PROBLEM TO SOLVE → The response must contain every line below in which "dataset" appears.
START SUPPLIED INFORMATION
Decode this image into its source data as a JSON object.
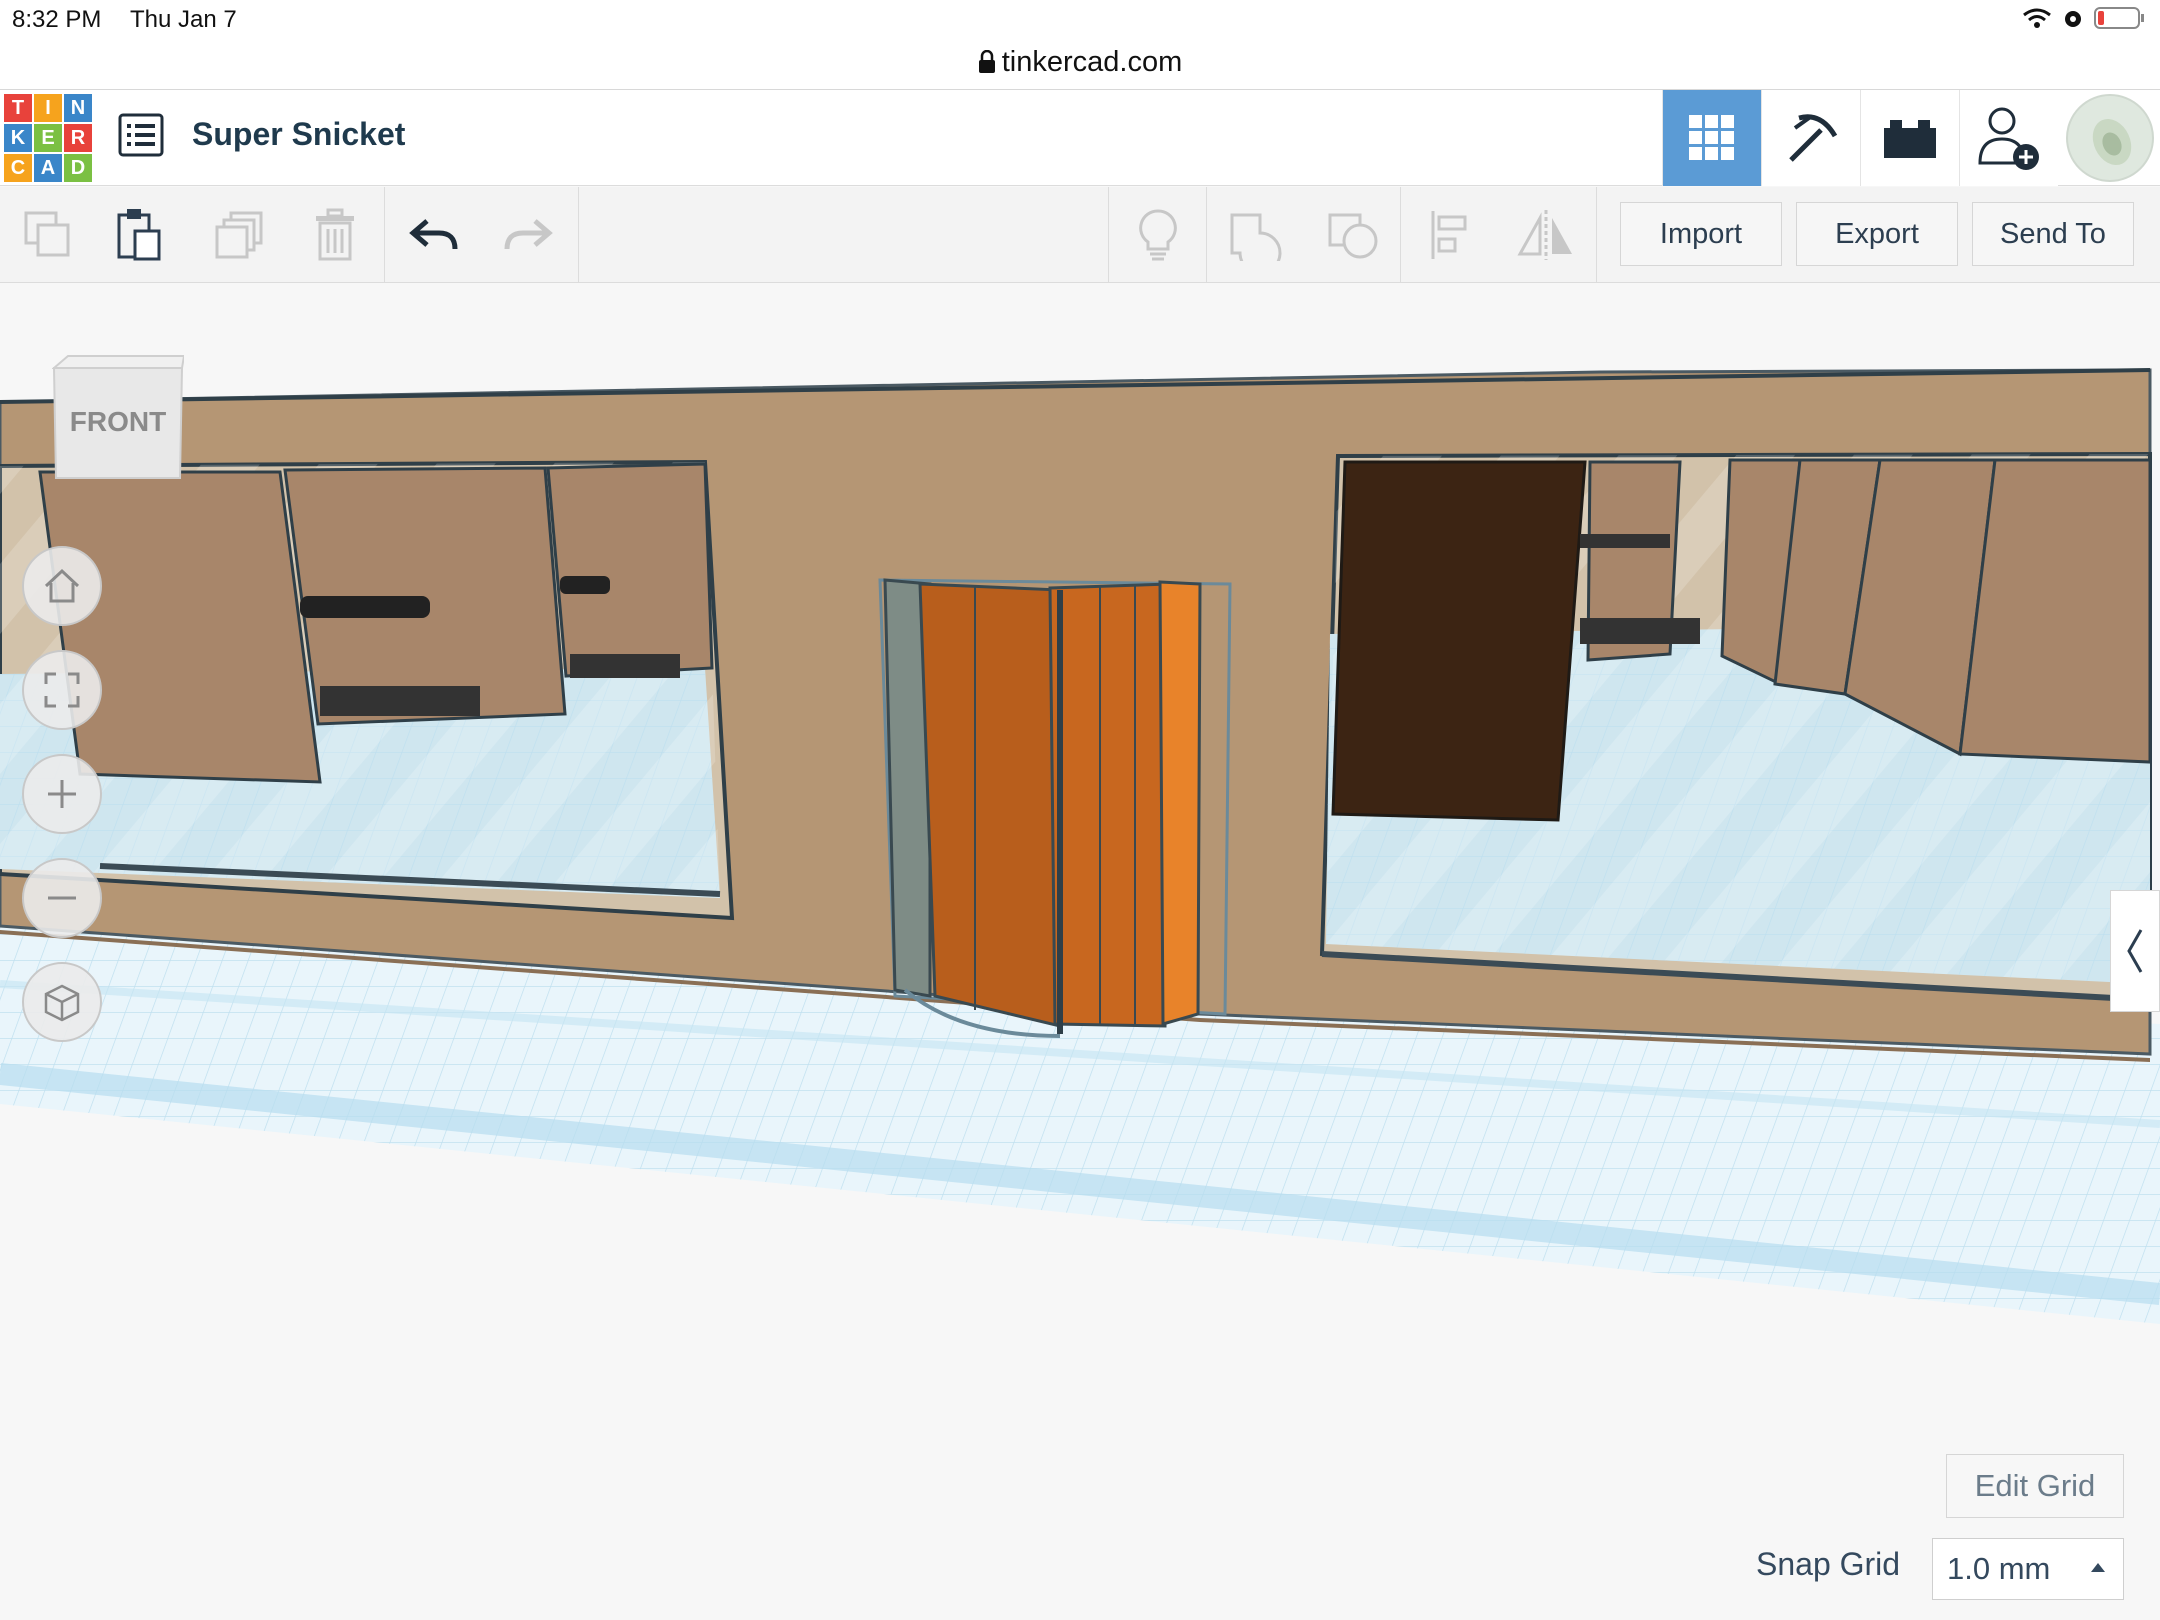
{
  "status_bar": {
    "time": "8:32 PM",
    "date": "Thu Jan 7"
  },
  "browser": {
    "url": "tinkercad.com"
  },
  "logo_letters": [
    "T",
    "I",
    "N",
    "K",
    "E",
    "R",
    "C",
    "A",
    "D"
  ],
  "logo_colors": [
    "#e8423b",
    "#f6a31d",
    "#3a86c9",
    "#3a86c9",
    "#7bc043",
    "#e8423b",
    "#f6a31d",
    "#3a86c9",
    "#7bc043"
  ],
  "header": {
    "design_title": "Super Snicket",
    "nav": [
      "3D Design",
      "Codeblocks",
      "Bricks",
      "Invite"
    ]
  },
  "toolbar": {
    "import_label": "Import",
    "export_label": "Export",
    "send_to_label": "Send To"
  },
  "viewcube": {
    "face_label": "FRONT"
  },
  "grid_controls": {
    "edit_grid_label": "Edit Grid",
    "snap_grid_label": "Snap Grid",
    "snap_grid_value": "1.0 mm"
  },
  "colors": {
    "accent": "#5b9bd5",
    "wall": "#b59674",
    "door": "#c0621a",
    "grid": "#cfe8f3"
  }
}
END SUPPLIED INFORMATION
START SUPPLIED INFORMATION
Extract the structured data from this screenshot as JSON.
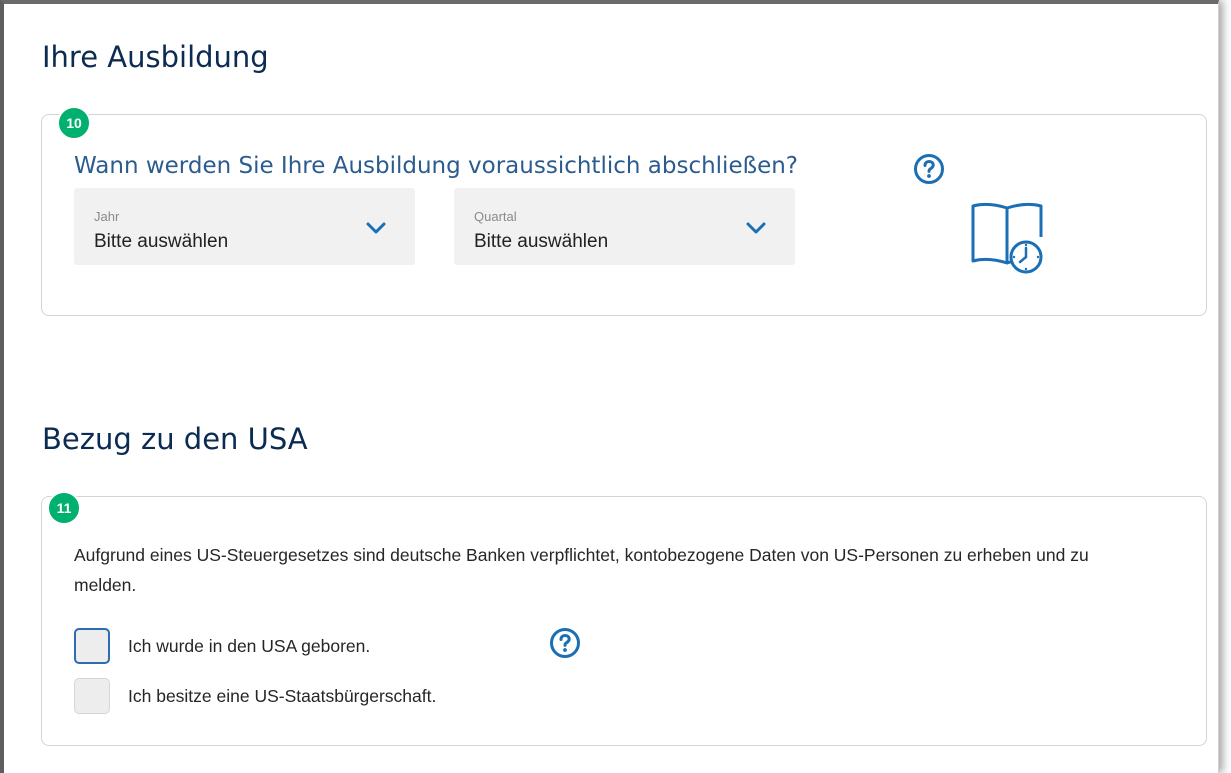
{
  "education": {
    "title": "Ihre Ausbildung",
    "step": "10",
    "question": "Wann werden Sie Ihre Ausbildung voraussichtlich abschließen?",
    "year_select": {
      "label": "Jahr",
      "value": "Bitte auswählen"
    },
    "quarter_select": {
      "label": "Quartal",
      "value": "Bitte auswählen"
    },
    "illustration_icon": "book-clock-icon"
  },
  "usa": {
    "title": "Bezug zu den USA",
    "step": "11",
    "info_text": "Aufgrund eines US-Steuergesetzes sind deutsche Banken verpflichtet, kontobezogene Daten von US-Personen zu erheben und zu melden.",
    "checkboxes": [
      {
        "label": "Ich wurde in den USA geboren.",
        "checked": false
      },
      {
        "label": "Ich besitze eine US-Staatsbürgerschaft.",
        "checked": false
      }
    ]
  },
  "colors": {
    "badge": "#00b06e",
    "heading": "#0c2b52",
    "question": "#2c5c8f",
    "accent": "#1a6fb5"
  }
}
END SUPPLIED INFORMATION
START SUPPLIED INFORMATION
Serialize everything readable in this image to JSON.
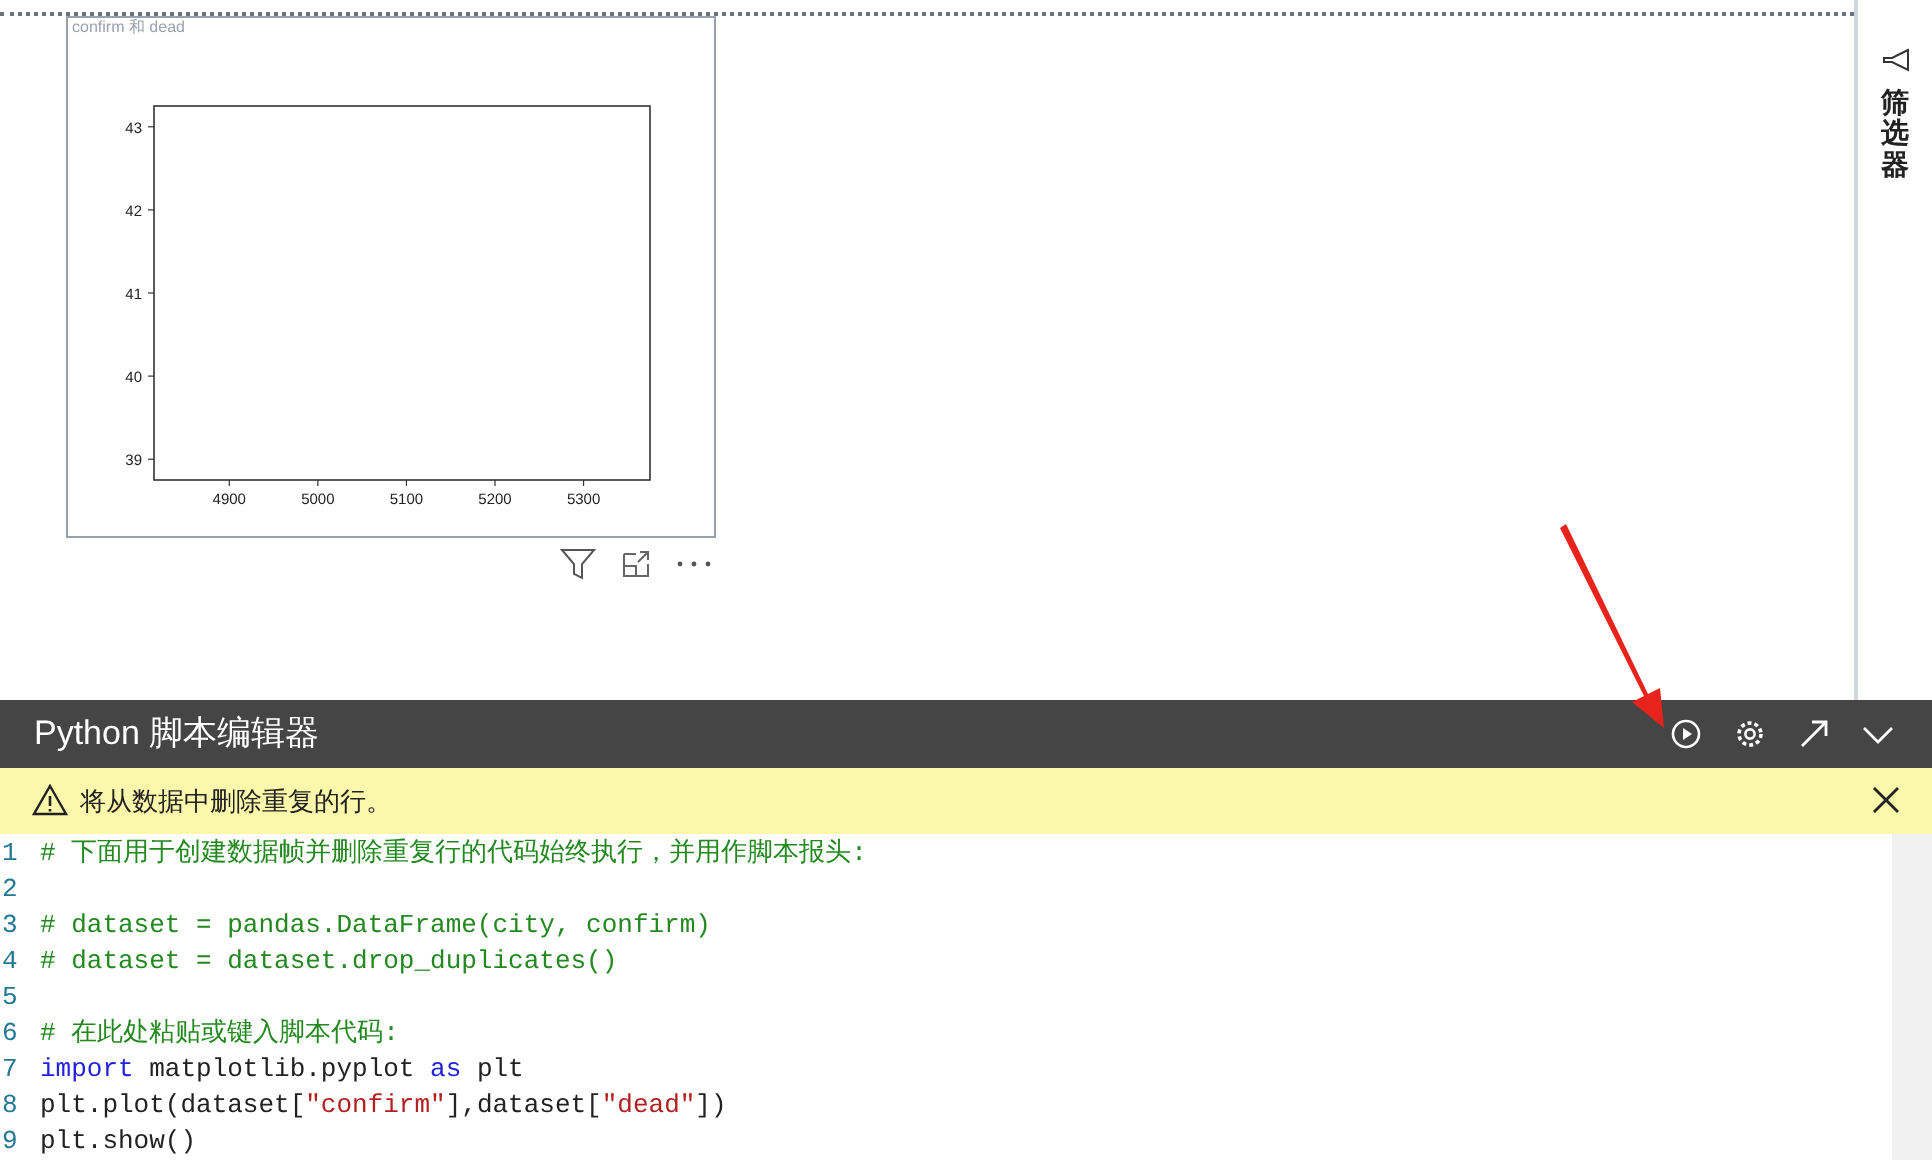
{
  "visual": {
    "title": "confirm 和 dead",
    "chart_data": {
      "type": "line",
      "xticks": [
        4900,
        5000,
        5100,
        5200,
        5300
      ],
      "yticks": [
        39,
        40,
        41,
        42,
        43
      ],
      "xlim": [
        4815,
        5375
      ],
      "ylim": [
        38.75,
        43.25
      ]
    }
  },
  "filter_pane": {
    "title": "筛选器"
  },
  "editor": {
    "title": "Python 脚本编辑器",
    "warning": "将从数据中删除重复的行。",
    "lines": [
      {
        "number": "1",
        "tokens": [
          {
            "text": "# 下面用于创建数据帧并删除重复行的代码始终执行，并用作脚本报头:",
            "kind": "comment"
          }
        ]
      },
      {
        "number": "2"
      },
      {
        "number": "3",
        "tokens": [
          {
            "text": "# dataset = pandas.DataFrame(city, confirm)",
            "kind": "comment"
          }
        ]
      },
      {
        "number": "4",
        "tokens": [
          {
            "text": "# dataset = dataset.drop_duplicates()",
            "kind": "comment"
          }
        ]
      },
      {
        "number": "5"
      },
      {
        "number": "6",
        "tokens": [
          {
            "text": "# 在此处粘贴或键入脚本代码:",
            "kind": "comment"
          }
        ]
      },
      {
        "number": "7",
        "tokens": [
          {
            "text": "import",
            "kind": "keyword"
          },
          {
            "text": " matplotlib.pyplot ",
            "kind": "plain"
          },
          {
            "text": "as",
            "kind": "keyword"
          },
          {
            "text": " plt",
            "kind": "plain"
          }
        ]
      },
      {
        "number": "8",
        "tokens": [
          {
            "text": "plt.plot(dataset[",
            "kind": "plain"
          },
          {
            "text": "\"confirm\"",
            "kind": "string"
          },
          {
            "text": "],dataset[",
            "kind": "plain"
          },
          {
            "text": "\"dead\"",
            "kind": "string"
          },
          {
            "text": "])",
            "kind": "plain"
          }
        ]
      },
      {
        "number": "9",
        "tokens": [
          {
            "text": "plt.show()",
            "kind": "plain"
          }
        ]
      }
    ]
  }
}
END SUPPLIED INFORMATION
YOUR RESPONSE →
            "text": "# dataset = pandas.DataFrame(city, confirm)",
            "text": "# dataset = dataset.drop_duplicates()",
            "text": "plt.plot(dataset[",
            "text": "],dataset[",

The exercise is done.